Oxford University Centre for Business Taxation WP 17/01
101 Pages Posted: 13 Feb 2017 Last revised: 17 Jun 2017
Date Written: February 6, 2017
This paper presents, analyses, and further develops the idea of a destination-based cash-flow tax (DBCFT). Its purpose is expositional: to describe the DBCFT, how it might work, what its effects would be and some of the challenges that its implementation would face. The paper starts by introducing the basic mechanics of the DBCFT before evaluating it against five criteria: economic efficiency, robustness to avoidance and evasion, ease of administration, fairness and stability. It does so both for the case of universal adoption by all countries and the more plausible case of unilateral adoption. The paper then looks closely at the application of DBCFT treatment to the financial sector, which is a familiar problem under the VAT but has been little considered under the DBCFT. Finally, the paper sets out some core implementation issues, and how they might be addressed. It also compares the implementation of a DBCFT with the economically equivalent reform option that introduces a broad-based, uniform rate VAT (or achieves the same effect through an existing VAT), and reduces taxes on payroll by the same proportion.

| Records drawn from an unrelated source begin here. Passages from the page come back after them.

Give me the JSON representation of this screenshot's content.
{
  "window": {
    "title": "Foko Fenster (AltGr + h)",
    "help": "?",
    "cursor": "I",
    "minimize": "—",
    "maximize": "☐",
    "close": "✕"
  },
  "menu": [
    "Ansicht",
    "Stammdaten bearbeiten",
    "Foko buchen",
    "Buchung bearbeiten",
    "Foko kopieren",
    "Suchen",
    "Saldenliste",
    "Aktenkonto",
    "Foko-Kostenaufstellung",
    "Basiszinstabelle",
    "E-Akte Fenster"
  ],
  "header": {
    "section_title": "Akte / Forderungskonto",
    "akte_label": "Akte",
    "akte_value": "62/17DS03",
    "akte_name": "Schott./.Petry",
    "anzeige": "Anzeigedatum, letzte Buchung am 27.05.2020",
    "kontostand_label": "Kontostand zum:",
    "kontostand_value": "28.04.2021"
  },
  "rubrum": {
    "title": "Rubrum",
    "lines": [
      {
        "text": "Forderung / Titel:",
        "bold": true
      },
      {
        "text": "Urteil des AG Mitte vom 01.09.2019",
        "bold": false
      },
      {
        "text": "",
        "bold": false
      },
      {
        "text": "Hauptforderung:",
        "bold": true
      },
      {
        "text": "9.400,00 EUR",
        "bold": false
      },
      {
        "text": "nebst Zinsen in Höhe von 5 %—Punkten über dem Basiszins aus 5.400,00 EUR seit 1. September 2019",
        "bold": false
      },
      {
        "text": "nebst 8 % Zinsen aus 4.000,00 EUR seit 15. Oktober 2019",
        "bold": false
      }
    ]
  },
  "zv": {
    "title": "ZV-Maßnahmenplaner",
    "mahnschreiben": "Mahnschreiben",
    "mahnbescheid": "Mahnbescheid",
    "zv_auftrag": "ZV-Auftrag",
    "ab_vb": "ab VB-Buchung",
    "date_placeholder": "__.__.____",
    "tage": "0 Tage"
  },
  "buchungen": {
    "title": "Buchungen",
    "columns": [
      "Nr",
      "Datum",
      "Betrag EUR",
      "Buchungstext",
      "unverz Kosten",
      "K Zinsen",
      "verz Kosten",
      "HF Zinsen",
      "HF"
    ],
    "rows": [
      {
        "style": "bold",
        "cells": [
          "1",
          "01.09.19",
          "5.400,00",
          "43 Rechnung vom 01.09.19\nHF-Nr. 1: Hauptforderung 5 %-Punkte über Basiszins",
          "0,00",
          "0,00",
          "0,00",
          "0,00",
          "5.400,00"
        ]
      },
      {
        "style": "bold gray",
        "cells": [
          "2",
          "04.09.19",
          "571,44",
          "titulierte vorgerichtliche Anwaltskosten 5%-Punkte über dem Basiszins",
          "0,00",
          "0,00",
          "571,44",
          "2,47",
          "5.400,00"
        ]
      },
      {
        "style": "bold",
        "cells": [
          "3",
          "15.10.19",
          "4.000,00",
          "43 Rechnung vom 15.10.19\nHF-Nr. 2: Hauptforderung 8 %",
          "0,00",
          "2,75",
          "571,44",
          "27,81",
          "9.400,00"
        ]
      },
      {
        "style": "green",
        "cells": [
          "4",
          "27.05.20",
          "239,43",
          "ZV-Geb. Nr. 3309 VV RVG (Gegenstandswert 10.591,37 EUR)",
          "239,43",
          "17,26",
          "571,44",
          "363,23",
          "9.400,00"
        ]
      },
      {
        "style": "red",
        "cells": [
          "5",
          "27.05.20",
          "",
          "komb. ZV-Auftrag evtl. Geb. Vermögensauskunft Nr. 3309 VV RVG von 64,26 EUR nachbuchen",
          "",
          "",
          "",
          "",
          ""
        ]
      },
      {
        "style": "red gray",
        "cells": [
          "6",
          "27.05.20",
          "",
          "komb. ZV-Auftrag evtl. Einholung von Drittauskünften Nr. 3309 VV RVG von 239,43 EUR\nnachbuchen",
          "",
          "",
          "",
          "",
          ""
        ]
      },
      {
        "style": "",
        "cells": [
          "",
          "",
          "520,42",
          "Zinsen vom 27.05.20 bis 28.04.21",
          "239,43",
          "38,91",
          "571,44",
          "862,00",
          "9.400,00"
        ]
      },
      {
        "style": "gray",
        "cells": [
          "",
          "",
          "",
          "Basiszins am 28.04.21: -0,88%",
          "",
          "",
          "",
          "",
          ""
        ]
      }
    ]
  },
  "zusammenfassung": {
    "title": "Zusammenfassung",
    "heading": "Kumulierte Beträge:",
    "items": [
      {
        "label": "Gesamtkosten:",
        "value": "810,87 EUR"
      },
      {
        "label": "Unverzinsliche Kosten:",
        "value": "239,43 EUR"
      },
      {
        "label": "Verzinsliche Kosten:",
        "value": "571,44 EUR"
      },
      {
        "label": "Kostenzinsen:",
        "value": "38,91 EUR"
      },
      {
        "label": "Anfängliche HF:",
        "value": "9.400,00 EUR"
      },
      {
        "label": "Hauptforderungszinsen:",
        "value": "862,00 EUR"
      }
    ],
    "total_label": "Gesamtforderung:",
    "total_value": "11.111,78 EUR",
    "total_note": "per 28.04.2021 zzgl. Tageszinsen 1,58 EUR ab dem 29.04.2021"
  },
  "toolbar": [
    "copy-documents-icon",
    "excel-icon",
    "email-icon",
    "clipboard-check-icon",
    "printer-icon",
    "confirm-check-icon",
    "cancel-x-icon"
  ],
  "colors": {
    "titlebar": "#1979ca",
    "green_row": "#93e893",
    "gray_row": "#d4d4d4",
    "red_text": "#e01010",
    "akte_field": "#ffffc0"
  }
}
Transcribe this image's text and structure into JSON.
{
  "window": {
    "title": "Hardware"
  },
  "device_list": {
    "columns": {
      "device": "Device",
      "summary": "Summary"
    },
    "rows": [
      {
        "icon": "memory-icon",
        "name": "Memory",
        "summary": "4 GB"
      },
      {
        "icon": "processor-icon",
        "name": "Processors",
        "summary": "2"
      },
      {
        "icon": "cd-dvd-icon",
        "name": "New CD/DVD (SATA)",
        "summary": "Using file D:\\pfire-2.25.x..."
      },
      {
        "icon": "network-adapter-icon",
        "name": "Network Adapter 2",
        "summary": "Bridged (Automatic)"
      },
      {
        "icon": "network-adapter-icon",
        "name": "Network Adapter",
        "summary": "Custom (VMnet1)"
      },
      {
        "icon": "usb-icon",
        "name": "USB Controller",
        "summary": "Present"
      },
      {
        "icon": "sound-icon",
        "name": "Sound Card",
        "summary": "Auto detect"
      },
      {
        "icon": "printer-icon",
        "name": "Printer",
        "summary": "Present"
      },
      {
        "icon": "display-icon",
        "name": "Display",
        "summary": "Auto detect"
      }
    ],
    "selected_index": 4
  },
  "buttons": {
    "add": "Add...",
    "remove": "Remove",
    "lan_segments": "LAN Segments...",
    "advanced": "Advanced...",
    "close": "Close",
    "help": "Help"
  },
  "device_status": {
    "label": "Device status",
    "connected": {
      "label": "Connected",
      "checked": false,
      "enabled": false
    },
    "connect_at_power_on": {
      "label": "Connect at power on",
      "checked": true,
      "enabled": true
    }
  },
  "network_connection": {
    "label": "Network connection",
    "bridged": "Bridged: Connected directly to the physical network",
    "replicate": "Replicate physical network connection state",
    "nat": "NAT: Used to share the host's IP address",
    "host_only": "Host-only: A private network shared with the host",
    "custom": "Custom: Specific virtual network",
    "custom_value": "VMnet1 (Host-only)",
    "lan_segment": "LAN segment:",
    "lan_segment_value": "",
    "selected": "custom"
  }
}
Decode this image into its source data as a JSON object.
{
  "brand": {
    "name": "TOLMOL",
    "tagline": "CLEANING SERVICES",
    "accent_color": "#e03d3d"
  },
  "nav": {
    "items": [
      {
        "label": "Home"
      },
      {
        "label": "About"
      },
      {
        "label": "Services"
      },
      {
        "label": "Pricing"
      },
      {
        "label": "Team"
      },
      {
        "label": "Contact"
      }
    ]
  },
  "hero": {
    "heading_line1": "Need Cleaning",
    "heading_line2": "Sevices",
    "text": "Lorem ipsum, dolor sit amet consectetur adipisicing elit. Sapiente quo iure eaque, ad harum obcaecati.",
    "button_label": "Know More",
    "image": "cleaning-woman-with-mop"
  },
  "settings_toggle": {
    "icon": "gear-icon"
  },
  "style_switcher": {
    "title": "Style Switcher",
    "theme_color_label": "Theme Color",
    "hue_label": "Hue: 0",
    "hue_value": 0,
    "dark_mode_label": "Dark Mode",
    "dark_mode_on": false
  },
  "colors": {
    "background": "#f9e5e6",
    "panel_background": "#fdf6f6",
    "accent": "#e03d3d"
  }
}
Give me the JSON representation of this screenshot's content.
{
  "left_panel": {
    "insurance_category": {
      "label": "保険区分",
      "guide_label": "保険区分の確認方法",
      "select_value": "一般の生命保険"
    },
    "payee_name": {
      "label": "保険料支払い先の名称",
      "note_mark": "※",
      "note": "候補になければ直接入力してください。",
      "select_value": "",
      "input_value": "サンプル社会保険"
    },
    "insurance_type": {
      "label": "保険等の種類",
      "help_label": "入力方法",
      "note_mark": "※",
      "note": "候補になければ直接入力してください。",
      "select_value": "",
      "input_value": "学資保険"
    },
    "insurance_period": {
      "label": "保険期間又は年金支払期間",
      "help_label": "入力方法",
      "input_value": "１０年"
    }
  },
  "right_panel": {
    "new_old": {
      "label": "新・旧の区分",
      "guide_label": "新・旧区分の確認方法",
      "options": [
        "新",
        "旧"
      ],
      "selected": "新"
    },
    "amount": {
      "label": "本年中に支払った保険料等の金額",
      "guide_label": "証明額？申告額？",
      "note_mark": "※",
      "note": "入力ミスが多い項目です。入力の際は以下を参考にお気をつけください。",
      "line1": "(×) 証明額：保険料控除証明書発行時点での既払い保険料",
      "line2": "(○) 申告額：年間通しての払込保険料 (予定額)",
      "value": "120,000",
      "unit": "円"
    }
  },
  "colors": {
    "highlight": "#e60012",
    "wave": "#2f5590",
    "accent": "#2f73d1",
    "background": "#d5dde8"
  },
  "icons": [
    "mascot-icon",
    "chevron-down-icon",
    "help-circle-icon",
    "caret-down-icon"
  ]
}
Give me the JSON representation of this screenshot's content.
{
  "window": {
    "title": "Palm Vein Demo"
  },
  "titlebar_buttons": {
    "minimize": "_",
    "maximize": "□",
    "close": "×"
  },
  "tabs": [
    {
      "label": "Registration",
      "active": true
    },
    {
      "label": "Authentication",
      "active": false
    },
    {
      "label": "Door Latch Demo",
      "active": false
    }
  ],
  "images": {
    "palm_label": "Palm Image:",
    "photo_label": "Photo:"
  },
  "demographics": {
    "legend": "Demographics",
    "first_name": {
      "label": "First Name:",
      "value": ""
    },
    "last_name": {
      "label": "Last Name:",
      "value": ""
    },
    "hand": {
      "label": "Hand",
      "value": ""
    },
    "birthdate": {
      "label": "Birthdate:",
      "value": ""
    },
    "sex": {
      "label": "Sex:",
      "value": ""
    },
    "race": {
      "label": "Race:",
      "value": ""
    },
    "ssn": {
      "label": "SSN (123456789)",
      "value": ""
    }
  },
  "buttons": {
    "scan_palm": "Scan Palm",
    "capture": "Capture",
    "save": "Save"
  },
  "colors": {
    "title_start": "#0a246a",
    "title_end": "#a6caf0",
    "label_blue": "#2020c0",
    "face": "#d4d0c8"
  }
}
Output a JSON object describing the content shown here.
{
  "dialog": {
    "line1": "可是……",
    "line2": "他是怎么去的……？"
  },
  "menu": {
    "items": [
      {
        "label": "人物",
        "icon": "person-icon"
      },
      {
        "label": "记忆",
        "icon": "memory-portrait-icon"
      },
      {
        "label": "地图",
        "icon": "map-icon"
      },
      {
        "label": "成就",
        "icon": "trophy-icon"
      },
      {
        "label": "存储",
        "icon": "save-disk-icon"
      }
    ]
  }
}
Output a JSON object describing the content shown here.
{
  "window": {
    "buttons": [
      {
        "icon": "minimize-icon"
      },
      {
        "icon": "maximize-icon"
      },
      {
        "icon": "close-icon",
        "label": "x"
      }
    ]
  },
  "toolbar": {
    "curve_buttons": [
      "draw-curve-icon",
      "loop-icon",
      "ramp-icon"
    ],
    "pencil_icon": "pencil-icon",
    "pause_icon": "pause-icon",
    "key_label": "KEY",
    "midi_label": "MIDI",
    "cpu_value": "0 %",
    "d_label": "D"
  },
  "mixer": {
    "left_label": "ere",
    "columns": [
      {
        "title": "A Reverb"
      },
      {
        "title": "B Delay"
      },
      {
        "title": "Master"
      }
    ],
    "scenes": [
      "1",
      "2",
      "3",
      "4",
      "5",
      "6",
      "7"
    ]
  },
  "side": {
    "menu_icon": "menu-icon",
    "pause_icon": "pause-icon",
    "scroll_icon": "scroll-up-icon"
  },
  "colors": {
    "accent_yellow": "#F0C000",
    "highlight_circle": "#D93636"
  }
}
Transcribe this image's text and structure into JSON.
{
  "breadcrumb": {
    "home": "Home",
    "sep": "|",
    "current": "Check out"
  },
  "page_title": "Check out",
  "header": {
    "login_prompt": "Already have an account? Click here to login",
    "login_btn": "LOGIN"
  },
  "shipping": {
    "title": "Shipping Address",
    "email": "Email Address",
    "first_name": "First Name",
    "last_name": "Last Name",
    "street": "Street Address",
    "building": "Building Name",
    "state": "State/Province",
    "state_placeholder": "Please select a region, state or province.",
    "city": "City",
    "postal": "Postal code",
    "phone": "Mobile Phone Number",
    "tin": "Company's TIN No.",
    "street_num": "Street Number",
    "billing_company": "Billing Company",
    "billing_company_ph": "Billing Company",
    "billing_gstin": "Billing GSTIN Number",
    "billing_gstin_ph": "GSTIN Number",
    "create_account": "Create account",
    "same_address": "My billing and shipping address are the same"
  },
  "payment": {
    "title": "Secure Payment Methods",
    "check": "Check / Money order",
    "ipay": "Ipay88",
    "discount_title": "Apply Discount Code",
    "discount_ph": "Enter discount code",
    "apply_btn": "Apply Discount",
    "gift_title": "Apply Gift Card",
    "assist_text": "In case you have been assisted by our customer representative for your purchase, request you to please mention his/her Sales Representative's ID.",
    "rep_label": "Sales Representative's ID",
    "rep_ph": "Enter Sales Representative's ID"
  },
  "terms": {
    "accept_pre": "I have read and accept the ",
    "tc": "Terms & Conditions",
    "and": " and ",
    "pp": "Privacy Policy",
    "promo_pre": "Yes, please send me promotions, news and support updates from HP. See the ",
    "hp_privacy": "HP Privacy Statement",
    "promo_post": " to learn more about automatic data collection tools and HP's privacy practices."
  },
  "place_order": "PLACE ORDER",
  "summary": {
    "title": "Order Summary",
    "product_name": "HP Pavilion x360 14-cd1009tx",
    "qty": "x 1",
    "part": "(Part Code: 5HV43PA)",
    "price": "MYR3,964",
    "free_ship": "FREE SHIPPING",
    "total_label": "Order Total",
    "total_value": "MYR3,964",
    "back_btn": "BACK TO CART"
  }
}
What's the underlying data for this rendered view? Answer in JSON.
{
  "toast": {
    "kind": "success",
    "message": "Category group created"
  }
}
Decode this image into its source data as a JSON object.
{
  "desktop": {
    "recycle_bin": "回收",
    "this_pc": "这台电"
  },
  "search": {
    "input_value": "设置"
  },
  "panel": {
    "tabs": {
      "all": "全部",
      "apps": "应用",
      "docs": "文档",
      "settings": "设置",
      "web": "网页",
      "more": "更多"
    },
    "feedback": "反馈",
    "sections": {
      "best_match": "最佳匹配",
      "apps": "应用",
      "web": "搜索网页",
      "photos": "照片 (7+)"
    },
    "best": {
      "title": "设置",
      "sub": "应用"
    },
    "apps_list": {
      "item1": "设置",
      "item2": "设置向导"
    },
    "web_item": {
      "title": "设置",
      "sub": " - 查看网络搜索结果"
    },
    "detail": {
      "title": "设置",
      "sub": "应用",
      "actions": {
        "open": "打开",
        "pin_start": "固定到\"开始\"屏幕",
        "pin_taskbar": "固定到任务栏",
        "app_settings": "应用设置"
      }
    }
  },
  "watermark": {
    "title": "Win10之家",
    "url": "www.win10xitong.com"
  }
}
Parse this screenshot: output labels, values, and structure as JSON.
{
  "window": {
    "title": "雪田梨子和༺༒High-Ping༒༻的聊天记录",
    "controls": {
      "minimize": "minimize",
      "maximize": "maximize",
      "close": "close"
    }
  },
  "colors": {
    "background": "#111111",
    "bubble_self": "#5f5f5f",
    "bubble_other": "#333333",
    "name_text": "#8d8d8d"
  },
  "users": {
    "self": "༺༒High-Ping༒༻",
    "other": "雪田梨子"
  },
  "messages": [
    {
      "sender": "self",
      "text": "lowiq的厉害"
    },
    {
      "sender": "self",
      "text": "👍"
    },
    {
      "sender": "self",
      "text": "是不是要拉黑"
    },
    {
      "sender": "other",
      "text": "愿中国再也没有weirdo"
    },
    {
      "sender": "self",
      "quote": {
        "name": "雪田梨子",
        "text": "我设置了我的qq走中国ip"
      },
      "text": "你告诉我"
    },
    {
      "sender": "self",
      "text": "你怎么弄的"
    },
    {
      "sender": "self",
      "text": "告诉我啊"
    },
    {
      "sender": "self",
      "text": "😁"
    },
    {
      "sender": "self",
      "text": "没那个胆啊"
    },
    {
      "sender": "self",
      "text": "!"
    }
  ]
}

Keywords: International Tax; Tax Reform; Cash Flow Tax; DBCFT; BEPS Destination-Based Cash Flow Taxation; Consumption Tax
JEL Classification: H20; H21; H22;H23: H25; H27
Suggested Citation: Suggested Citation
Auerbach, Alan J. and Devereux, Michael P. and Keen, Michael and Vella, John, Destination-Based Cash Flow Taxation (February 6, 2017). Oxford Legal Studies Research Paper No. 14/2017; Saïd Business School WP 2017-09; Oxford University Centre for Business Taxation WP 17/01. Available at SSRN: https://ssrn.com/abstract=2908158 or http://dx.doi.org/10.2139/ssrn.2908158